The Matane River flows out through the town of Matane into the St. Lawrence along the northern shore of the Gaspé Peninsula. The river rises in Lake Matane and runs for a total of 80 kilometers. The headwaters and much of the upper part of the river are located in the Matane Wildlife Reserve. Given that so many anglers have been honing their skill on the Matane over the years, this river is considered as the “school of salmon fishing” in Quebec.
A long time ago, the Matane River only served as a waterway for First Nations people, but in the 19th century, it became a major log driving route, and several dams were built. In 1879, Colonel Irwing founded the Matane Salmon Club, thereby making him a pioneer in the sport of salmon fishing. In the 1930s, following the near extinction of the salmon population on the Matane, the provincial government set measures and established regulations in order to protect the species. Today the Matane River is managed by the Société de gestion de la rivière Matane. There are 80 pools spread out along the entire length of the river and together they provide easy access to a great number of salmon.

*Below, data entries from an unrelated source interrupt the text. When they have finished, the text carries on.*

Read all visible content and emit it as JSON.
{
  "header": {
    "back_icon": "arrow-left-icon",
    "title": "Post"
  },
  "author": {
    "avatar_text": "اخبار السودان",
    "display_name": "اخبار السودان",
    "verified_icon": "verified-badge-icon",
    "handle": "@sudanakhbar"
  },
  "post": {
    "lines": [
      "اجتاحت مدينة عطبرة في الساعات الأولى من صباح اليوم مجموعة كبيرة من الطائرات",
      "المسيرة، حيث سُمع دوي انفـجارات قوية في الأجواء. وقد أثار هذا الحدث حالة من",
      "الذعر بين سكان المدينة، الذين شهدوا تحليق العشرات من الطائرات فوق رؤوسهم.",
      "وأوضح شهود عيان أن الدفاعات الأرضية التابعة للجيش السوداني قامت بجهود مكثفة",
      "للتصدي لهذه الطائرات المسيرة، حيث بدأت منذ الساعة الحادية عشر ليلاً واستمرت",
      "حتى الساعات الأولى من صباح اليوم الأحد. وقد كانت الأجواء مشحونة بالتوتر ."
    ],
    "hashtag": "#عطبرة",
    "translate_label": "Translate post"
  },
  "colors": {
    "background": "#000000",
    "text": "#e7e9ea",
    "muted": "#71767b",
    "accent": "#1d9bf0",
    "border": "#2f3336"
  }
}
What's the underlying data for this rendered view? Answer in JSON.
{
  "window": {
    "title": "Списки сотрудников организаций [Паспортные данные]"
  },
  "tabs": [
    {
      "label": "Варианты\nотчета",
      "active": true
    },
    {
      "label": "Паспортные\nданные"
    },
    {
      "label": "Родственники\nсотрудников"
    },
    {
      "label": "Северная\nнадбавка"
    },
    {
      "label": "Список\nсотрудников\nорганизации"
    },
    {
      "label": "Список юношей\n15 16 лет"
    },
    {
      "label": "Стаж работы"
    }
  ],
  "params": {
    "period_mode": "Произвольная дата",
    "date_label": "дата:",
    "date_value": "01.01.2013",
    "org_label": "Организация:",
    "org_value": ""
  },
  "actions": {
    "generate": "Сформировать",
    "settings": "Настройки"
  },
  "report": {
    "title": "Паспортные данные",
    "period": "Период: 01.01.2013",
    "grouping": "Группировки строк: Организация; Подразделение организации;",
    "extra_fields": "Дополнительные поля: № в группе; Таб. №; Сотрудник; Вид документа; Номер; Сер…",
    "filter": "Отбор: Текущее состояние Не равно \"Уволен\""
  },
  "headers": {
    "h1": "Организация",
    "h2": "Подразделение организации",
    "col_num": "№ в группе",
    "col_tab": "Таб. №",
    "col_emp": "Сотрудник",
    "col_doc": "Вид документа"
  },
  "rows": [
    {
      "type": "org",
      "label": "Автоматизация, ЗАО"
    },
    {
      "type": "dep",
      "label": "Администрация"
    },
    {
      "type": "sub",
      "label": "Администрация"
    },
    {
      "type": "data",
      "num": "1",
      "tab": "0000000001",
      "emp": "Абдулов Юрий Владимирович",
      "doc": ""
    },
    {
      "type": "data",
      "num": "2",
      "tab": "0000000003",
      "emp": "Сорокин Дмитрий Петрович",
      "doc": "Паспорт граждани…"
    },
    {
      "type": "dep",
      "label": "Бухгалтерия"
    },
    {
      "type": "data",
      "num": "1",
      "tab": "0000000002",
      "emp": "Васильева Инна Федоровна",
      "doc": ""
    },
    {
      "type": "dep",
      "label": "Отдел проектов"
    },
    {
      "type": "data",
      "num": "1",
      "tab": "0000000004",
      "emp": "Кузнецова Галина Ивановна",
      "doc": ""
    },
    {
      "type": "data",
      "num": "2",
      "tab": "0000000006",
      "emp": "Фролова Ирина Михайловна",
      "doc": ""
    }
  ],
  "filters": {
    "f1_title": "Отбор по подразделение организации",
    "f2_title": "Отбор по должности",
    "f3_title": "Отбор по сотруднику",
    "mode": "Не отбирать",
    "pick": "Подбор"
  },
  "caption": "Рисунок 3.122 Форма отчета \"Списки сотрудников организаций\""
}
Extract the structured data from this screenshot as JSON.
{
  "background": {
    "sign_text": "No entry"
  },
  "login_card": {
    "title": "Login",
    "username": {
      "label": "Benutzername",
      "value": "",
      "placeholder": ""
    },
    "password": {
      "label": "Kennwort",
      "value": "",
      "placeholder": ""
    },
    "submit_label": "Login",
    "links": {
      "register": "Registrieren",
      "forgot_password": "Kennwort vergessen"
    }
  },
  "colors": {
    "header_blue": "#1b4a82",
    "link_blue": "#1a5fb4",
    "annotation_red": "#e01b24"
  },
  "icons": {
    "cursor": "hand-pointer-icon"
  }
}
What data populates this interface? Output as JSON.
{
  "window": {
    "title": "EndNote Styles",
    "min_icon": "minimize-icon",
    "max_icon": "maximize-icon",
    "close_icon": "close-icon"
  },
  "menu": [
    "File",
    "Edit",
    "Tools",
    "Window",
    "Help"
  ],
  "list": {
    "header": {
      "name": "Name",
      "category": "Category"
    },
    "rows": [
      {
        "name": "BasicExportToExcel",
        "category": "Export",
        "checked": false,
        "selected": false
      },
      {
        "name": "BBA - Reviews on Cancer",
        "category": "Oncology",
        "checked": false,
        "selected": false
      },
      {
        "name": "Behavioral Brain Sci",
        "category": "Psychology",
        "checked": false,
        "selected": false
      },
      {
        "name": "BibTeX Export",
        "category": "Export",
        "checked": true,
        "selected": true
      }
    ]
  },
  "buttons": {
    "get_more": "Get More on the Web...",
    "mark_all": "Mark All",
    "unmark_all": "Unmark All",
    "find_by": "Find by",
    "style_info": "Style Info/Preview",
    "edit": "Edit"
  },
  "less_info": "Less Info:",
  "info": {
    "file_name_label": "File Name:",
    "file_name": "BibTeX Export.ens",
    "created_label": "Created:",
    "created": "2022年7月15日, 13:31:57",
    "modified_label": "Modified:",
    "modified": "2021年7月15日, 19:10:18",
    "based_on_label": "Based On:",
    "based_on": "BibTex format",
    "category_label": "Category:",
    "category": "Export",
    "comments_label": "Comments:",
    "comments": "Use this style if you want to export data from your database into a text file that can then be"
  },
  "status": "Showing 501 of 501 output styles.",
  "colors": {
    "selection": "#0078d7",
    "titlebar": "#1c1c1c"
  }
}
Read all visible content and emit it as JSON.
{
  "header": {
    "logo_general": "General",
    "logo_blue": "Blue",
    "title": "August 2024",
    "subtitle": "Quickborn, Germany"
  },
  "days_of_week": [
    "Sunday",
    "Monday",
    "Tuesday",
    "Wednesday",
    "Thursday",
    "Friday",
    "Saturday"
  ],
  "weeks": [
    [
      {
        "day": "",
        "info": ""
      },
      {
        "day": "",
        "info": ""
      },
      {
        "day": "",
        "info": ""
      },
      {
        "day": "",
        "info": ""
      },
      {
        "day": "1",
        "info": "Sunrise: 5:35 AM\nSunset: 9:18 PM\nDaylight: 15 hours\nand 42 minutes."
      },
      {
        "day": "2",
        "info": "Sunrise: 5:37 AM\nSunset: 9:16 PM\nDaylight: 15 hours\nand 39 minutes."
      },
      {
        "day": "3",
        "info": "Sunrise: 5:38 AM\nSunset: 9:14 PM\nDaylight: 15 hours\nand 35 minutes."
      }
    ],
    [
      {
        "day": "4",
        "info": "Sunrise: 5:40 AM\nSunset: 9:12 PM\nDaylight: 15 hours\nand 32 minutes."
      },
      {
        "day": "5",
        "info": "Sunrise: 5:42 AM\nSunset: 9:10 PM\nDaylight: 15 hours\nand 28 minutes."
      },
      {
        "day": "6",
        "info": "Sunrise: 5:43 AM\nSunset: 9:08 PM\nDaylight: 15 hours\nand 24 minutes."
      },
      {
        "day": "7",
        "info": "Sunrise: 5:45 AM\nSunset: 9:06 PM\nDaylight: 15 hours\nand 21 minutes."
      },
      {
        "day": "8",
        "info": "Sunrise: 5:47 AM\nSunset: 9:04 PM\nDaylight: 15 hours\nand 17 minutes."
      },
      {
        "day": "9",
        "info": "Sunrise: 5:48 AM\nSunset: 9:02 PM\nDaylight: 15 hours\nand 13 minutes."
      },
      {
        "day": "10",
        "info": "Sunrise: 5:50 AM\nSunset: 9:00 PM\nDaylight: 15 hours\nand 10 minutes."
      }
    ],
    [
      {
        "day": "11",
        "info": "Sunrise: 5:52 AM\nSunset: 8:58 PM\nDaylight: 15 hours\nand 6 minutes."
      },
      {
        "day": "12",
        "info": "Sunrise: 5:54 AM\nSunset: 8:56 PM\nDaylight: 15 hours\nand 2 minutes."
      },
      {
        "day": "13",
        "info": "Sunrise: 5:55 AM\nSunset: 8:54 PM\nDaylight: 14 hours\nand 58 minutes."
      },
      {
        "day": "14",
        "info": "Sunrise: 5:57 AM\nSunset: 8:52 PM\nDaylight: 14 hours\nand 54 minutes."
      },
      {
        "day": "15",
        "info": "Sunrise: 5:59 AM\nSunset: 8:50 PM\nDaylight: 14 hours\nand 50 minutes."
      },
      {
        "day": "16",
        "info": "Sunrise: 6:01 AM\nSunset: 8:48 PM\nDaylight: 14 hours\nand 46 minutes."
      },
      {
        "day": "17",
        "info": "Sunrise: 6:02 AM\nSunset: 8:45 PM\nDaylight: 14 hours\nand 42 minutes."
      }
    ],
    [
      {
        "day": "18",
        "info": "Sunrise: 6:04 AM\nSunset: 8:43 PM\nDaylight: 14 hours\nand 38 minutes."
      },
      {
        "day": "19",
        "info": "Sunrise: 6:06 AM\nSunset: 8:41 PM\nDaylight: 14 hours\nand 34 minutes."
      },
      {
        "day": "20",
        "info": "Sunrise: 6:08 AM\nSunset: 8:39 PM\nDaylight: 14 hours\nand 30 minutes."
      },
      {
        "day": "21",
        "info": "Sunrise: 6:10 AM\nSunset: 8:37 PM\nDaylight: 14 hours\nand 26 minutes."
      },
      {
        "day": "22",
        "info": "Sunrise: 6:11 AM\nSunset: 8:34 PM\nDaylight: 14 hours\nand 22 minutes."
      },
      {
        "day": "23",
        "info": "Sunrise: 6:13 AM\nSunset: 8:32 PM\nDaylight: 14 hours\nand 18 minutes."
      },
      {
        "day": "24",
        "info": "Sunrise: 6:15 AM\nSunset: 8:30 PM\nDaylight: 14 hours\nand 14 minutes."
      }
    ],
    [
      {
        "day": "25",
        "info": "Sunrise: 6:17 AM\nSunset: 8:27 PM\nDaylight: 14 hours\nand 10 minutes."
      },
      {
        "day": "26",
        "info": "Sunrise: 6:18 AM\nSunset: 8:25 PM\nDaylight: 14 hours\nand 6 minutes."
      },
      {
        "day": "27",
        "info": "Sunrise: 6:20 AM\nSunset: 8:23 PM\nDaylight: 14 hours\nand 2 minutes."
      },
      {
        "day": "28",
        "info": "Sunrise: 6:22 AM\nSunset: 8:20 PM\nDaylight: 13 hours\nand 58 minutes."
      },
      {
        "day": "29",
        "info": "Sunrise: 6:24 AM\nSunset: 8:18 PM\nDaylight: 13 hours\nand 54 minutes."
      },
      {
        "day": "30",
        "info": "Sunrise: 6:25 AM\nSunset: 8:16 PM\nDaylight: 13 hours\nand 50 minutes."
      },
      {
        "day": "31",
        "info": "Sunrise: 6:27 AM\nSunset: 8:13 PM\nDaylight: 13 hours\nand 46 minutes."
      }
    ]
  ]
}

Anglers love the Matane because of its convenient access to the water, and because of the Mathieu D’Amours Dam located in the heart of town, where we can see every fish that returns to the river.